That was a pretty terrible time. It was not long after the whole Schiavo thing too, so it really showed what kind of Christian we were dealing with.

The country's moved on, and our infrastructure seems worse rather than better. We haven't learned from history, as far as I can tell.

Garland Robinette was really good in Spike Lee's documentary, "When the Levees Broke."

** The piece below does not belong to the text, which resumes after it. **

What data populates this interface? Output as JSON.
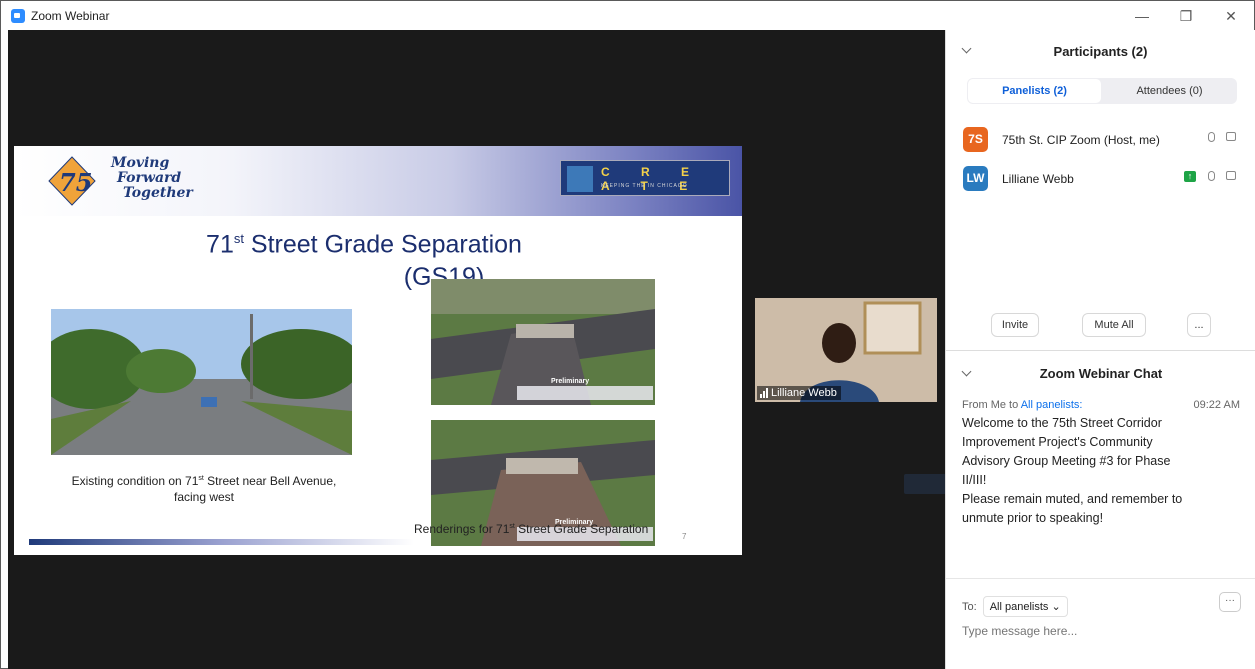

Katrina showed what a house of cards everything is. One little puff and it all falls apart.